Perenepsis IX: An Examination of the m2/m3 Scale

Number nine already? Where's number eight? Well, it's also done; I'm just posting #9 before it because I can. No other reason.

Last weekend, it occurred to me to make a scale by alternating minor seconds with minor thirds. This produces a six-note scale, similar to a whole-tone scale, but with every other note raised a half step (or lowered a half step, depending on which note you take as the tonic). This allows for four transpositions. I decided to alternate between the two that include C: C/Db/E/F/G#/A and G/Ab/B/C/D#/E. This leaves out three notes -- D, F#, and Bb (the most common sharp and the most common flat!) -- which I allowed a brief cameo just about halfway through. I couldn't find references anywhere to this scale, although I'm sure someone must've used it before. The other two transpositions are D/Eb-... and A/Bb-... Continuing along the circle of fifths, the next one would be E/F-..., but that just ends up the same as the C/Db scale, etc.

If you look at the score, you can see a G# in one measure with an Ab in the next; this is not just me trying to be annoying (I have more than enough ways to do that already: see note below), but an indication of which of the two above transpositions is in play. Also, there are measures containing both Db and D#, because I didn't want both altered and unaltered notes of the same name within either form of the scale (no C# or Eb, because C and E are in both).

This is my first go at using this scale; I did find an old thing where I was doing scale runs (on electric guitar) that included this scale (among others), but this is my first actual composition using it. I'll probably try it with string quartet, possibly assigning each instrument a different transposition, maybe not.

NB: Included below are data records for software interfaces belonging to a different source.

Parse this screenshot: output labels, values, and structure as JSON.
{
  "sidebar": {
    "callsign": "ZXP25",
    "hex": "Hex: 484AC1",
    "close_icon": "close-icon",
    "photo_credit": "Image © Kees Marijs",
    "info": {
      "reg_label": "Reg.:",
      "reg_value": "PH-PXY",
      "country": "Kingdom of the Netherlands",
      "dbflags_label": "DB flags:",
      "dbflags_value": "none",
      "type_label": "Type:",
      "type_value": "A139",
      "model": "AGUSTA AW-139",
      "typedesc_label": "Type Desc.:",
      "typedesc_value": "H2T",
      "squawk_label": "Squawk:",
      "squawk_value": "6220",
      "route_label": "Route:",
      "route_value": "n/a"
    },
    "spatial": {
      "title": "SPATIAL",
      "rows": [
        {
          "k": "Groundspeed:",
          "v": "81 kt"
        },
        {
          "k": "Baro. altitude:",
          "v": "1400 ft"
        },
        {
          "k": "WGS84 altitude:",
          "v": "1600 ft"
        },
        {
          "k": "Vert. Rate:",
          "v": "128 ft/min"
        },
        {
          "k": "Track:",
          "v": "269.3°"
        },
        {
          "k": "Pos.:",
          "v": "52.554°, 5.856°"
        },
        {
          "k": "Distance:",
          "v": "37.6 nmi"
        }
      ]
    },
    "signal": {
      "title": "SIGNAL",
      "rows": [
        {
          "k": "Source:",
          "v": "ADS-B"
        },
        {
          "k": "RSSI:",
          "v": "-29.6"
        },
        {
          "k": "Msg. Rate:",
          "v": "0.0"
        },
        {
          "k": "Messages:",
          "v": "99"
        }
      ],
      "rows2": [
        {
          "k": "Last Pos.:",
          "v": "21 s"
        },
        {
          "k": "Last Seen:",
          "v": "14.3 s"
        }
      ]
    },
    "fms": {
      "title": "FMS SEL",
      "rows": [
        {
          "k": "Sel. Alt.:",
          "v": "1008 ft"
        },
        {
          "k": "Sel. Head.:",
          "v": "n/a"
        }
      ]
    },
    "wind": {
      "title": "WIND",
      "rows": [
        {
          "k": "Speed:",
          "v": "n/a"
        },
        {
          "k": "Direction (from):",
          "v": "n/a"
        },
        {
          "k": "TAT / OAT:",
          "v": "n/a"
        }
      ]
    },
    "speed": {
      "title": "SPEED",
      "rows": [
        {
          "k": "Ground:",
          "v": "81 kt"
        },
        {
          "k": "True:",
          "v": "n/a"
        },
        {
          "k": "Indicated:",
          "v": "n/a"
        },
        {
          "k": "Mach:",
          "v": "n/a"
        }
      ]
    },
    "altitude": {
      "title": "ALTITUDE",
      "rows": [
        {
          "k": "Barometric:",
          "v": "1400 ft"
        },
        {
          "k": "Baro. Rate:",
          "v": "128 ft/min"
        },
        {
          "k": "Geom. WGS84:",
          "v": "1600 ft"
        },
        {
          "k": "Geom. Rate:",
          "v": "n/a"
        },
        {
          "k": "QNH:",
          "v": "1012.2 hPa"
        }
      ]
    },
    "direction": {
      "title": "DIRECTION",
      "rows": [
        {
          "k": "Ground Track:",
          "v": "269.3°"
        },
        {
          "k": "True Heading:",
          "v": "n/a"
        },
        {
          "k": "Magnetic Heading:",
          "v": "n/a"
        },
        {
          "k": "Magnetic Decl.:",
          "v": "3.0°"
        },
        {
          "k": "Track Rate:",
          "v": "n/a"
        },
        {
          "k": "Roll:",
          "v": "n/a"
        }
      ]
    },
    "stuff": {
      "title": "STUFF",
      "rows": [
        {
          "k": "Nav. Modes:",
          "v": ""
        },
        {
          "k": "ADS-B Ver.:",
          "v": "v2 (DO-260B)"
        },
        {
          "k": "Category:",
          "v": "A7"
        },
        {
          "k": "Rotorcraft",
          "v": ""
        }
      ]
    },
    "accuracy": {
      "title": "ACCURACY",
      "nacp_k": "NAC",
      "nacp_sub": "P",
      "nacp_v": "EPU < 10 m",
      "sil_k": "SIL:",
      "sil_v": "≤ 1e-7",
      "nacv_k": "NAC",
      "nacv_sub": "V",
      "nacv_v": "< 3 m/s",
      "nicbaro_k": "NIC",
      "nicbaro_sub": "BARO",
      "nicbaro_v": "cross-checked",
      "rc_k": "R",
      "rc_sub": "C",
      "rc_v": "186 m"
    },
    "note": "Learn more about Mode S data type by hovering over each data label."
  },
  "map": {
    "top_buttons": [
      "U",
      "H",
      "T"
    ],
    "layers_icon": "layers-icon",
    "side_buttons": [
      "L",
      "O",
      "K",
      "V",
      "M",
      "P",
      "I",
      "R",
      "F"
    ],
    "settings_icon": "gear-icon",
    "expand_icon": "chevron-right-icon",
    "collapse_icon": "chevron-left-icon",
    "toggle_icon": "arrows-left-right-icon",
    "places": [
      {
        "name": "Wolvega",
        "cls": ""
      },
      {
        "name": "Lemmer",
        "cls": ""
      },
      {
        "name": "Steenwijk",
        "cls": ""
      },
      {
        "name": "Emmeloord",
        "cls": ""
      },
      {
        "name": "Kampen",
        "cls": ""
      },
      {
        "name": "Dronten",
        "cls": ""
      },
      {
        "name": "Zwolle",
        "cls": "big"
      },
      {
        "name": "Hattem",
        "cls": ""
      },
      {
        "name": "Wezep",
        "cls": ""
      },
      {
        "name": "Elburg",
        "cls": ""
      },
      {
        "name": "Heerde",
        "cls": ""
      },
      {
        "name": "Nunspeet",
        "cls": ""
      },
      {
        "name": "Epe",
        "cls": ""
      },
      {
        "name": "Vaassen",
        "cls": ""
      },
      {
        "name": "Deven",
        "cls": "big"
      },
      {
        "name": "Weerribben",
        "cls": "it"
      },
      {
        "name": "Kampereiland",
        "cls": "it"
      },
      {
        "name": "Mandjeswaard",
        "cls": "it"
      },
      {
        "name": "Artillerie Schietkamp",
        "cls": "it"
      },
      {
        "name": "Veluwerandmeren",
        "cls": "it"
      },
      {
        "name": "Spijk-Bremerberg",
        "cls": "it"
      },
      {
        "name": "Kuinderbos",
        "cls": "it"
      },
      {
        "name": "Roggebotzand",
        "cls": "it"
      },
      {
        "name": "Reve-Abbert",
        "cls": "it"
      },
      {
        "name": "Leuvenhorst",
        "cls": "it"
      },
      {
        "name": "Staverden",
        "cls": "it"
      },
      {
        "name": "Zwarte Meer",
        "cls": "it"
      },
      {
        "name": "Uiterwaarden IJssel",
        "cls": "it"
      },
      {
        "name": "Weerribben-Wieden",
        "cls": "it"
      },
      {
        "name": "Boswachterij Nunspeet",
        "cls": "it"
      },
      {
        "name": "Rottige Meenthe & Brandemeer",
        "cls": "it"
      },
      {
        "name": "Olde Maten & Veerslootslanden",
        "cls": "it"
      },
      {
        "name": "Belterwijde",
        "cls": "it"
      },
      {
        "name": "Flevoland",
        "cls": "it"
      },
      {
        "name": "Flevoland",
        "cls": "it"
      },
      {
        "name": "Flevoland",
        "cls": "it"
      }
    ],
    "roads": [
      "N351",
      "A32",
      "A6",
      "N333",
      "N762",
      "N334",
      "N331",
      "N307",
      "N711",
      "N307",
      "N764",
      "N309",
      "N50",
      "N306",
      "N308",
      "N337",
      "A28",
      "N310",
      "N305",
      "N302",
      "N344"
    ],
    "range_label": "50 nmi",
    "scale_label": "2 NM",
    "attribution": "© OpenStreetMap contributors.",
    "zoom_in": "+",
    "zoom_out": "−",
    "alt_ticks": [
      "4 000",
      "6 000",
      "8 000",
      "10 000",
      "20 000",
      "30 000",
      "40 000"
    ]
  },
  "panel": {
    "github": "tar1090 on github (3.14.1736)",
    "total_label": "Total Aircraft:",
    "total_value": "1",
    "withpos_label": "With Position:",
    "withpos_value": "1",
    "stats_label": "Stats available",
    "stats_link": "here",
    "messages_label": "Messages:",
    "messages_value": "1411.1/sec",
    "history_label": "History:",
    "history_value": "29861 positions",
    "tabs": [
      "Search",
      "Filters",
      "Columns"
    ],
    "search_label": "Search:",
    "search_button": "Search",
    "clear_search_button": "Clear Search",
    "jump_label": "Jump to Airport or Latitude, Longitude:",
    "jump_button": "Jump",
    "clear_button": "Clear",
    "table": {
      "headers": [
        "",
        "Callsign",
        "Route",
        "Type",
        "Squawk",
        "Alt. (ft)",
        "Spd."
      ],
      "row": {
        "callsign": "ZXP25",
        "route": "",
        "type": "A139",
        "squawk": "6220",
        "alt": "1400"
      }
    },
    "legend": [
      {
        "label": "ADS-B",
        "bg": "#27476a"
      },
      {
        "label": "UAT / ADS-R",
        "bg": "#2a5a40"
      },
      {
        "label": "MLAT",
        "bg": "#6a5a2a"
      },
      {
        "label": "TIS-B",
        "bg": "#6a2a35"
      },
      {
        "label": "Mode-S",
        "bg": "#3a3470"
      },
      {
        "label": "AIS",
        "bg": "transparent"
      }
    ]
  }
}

Next up: The one that comes before this one.

Note: As mentioned above, I have many ways of being annoying. I recently read that a lot of people find the Comic Sans font annoying, so I used it for the title on this video. You're welcome.

Sunday, October 20, 2019

Scherzo for String Quartet

This is the fourth movement of my still unfinished String Quartet #3. It was initially going to be the third movement until I decided on a five movement layout. It's pretty straightforward, in A minor, and in 5/8. It's actually the oldest part of the quartet in terms of when the idea began, something I'd played with on the piano for years, not realizing until I started on the quartet that this idea was more suited to strings. And now, it's the first movement finished, as my previously posted first movement is no longer finished -- I'm currently in the process of extending it to balance out the fifth (which is furthest from completion; movements 2 and 3 are close to being done).

Not much more to say about this, other than I really like it. Y'all really need a break from reading after my last couple of posts, anyway:

(Next up: Two more episodes of the Perenepsis series. I hope that doesn't scare anyone away.)